Back in the 1980’s before “global” became popular companies were “international” in structure with local subsidiaries created in the image of the home office. Quite often, local talent wasn’t available, trusted or capable of representing the home location. Expatriates from home office filled the gap.
These new markets were profitable and terms and conditions were lavish in order to compensate for significant perceived differences compared to the expatriate’s home country. These were pioneering days when the expatriate country manager was king of all he surveyed when the only contact with HQ was when quarterly numbers were due. Candidate supply was reasonable and the principal skill set was command and control, and the opportunity so great costs were never a prime concern.
The nineties saw the “globalization” of company management structures. Training and mentoring started to pay off and local staff began to be trusted to run local affairs in the image of “corporate”. Think global but act local was the mantra and it was OK to be a little different in the local market place. Talent supply was still plentiful and the required skills and competencies began to be better defined.

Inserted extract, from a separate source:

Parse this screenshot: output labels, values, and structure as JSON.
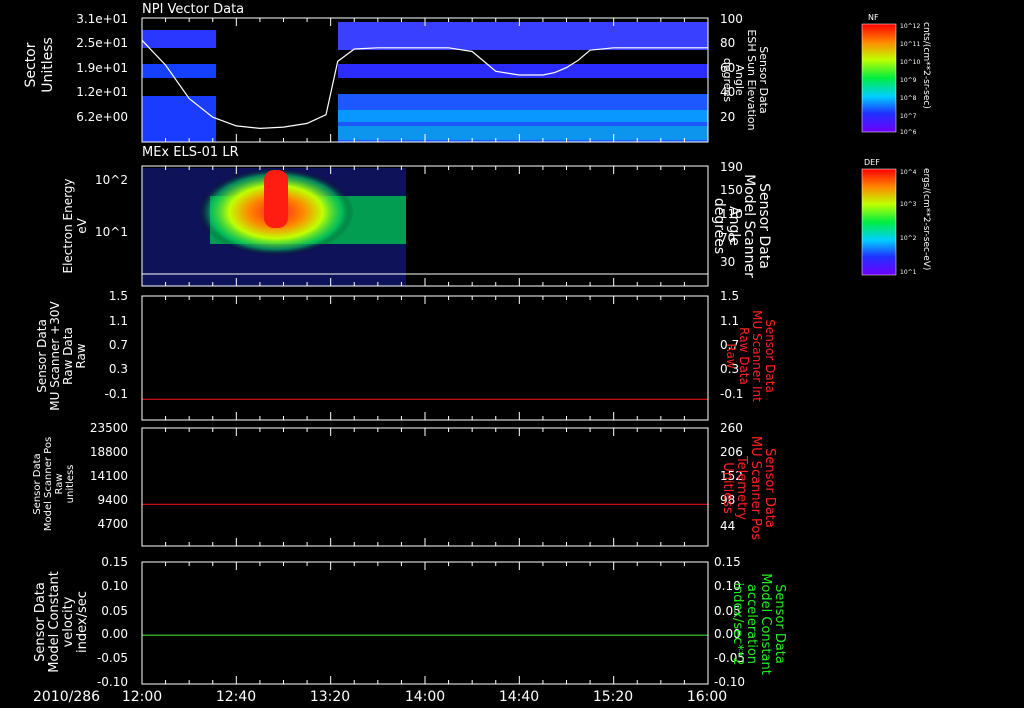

The 00’s brought a new reality; global synergies, values and process were transferred to local operations to bring them into line with emerging so called global cultures. A rifle shot approach to expatriation aimed at key projects and one time transfers of limited duration became the norm. The foreign service manual became thinner as allowances were curtailed or cut. Unless you were a key essential talent, a foreign assignment didn’t deliver the largesse that it once did and, like every other aspect of employment, the foreign assignment began to be distrusted by employees. They weren’t fooled by statements that their career would advance when the next paragraph in their offer letter talked about severance if a position were not available in their home location at the end of their assignment.
Why the history lesson? It serves to show that in current “management memory” there has always been a plentiful supply of people willing to work internationally (but not perhaps, always with the perfect profile).
We are on the cusp of a return to growth and international expansion. The Great recession is over and companies are beginning to need additional people. Expatriate assignments meanwhile have been distilled into four different categories; to meet client contract obligations, undertake specific project tasks, to transfer skills to the local team and individual professional development.
Assignments are no longer the pioneering positions of the eighties. The Home office is in touch hourly and incumbents need to be nothing less than ambassadorial in protecting the company’s reputation and influence. Mavericks need not apply. In fact, only the best will be considered; rock star employees with impeccable attributes who reflect the Company’s values and culture in everything that they do.
But where will these people come from?
The old guys that enjoyed one last challenge before heading into retirement did actually retire during the great recession. Younger managers aren’t prepared to be out of sight and out of mind in case potential promotions arise at home and besides they have children and elderly parental considerations plus two careers to think about. Unlike their parents at the same stage, they have been everywhere already – sure they’ll travel but for pleasure. Oh and those jobs in downtown Paris and London are now all occupied by locals with the new expatriate locations being far less attractive.
But somehow you have to fill those gaps otherwise the company risks losing contracts, a competitive advantage or market share.
Let’s just go through that scenario one more time:
- Fewer people will be willing or able to work internationally
- Fewer still will have the impeccable credentials that are now sought
- Mobile employees have gone from least to most important
- The market implications of having the right person in a key job at the right time are much, much higher
- Assignment costs are increasing and so is the cost of failed assignments
But wait there’s more. Expatriates used to be the one employee group where turnover was low; they had a built in retention feature. Employees would never leave mid assignment because they could not replace that contractual return ticket home. That’s no longer the case.
Employees are much more widely travelled and are not intimidated by the prospect of joining a local employer while on assignment even on local terms and conditions. Besides many employers for the right skill set will offer a hybrid package featuring local terms plus home leave and a return relocation allowance in order to harness those skills even for a limited period. The world has become a smaller place and the search for scarce talent is global. Once you have found people you need to keep them because assignment interruptions are expensive.
We used to think too that no local employer could match an expatriate package and that’s no longer the case. There has been a leveling of compensation over the last twenty years. In many industries and for certain skill sets there is already an established global rate. Companies have pruned back international packages and local salaries have increased further narrowing the gap.
So what’s to be done?
- Expatriates like all other employees need to be completely engaged. Ensure that they have the opportunity to exercise initiative and innovate notwithstanding the potential risks
- Make sure that you are aware of competitive (expatriate and local) pay in the region
- Create terms and conditions and a support system that appeals to family. Assignments fail because things go wrong at home – try to anticipate and meet these needs
- Look at an assignment in terms of enterprise value not cost for measuring ROI
- When you have an employee who is willingly mobile and represents your company well, nurture their development
International assignments are costly and doubly so when they go wrong, but the accumulating enterprise value that the right person fully engaged and not distracted by family or location challenges, will produce by completing the assignment should be the prime consideration.
And don’t for one second assume that you can achieve all you need to in the spirit of your culture and values with a fly in fly out leader. Constant communication is essential and necessary but it’s what happens in the white space, between meetings and outside the office that builds exceptional teams and leaders.